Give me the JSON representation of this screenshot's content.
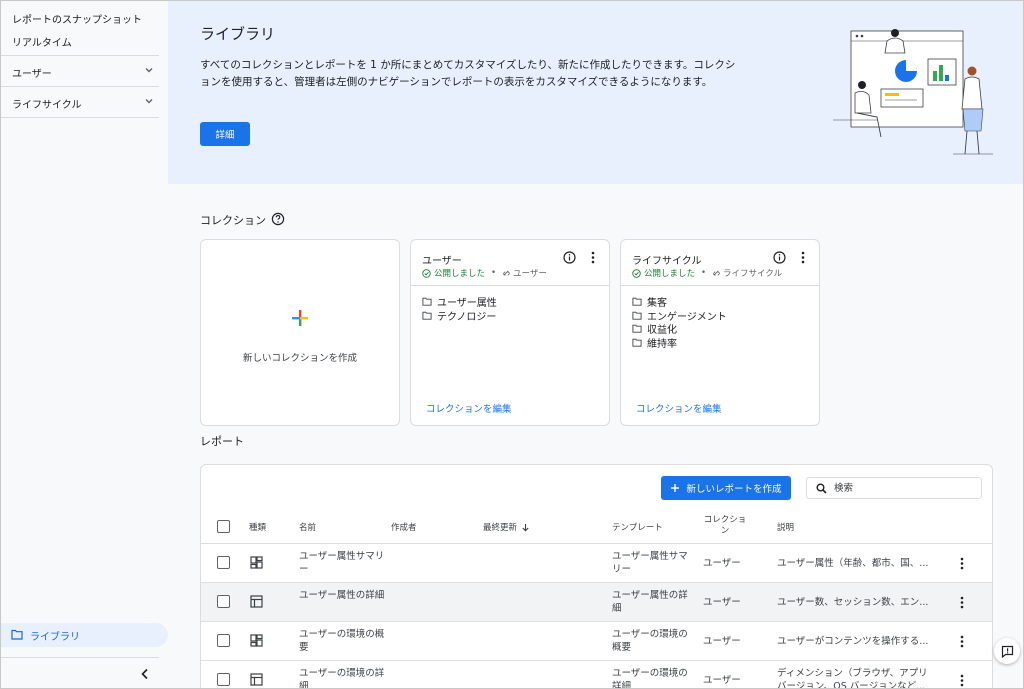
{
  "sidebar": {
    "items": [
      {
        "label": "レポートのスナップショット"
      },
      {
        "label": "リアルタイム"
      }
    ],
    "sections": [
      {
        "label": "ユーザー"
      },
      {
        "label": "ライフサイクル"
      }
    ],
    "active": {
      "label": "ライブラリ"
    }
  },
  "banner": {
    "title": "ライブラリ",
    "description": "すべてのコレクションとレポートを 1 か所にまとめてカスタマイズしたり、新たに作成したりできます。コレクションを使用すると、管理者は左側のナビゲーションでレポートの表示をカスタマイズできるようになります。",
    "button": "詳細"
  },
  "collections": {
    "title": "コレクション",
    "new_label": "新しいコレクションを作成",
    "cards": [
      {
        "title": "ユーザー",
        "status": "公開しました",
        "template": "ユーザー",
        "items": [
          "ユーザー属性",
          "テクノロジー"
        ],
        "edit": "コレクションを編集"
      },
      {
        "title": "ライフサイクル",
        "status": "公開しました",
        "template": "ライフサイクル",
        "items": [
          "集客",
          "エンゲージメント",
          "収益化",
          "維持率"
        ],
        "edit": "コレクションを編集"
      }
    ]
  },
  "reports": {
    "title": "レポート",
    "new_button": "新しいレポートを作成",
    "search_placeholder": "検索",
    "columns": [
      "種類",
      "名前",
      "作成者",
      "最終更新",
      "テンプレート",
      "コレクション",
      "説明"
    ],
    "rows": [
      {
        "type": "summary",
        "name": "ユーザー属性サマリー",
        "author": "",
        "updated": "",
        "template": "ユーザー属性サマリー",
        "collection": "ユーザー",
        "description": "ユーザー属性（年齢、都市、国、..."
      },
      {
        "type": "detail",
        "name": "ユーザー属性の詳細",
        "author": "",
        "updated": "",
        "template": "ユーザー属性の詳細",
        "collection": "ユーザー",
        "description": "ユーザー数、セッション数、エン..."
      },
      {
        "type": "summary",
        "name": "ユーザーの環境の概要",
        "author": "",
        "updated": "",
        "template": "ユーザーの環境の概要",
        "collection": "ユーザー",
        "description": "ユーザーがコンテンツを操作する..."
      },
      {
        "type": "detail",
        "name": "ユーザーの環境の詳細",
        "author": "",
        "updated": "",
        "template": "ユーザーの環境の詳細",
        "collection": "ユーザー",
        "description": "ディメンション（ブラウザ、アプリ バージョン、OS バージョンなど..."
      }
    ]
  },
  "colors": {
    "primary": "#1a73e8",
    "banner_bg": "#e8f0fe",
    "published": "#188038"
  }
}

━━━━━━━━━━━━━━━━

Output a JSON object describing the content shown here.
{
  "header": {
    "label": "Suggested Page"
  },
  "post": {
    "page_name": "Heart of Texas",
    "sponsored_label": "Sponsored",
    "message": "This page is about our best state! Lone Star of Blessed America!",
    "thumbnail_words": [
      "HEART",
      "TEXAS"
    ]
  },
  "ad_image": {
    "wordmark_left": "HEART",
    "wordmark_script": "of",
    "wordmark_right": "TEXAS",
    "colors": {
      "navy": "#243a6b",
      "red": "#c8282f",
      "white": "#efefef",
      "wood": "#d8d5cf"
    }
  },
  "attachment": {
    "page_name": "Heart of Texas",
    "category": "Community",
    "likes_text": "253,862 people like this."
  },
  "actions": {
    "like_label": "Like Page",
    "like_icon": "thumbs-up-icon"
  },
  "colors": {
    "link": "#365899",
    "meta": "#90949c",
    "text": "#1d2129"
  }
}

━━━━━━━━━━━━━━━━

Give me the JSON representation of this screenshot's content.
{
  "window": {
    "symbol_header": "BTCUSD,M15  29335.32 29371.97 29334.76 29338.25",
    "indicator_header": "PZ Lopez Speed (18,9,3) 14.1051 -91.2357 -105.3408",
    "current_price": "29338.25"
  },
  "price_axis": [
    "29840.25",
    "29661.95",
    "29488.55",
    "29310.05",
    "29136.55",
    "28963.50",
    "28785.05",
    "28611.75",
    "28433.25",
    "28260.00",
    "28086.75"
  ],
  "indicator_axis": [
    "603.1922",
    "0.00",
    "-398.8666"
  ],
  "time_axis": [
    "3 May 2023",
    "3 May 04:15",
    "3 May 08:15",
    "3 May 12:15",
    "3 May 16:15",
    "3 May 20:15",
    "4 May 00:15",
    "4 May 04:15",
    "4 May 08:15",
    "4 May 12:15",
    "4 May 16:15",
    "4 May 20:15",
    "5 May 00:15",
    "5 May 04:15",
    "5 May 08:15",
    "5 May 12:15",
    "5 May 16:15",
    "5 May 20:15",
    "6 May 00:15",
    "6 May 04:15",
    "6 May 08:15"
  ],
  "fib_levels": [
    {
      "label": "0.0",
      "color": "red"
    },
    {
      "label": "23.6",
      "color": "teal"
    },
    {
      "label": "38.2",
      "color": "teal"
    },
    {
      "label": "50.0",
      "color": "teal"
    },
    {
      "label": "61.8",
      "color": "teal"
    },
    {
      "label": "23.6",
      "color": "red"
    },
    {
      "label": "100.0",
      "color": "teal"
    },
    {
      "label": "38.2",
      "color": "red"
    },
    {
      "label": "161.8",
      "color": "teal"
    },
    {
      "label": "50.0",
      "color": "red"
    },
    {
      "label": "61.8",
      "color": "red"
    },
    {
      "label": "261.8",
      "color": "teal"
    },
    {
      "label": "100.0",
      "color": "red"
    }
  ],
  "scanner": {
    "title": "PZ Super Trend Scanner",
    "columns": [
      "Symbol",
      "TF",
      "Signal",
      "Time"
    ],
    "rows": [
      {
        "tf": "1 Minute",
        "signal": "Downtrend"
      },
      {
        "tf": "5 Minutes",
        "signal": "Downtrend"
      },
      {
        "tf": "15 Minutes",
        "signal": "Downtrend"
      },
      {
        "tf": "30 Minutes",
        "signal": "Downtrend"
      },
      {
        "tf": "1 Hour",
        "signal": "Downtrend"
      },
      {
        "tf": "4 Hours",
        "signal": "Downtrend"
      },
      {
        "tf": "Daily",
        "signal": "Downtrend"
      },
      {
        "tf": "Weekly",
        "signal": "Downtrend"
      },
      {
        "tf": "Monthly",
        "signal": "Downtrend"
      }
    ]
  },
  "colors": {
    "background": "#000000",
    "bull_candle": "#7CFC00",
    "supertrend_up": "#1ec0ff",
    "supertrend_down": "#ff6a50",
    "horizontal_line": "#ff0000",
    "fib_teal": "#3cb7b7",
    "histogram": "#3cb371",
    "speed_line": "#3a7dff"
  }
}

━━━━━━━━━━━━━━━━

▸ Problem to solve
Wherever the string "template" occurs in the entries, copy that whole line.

▸ Solved exercise
        "template": "ユーザー",
        "template": "ライフサイクル",
        "template": "ユーザー属性サマリー",
        "template": "ユーザー属性の詳細",
        "template": "ユーザーの環境の概要",
        "template": "ユーザーの環境の詳細",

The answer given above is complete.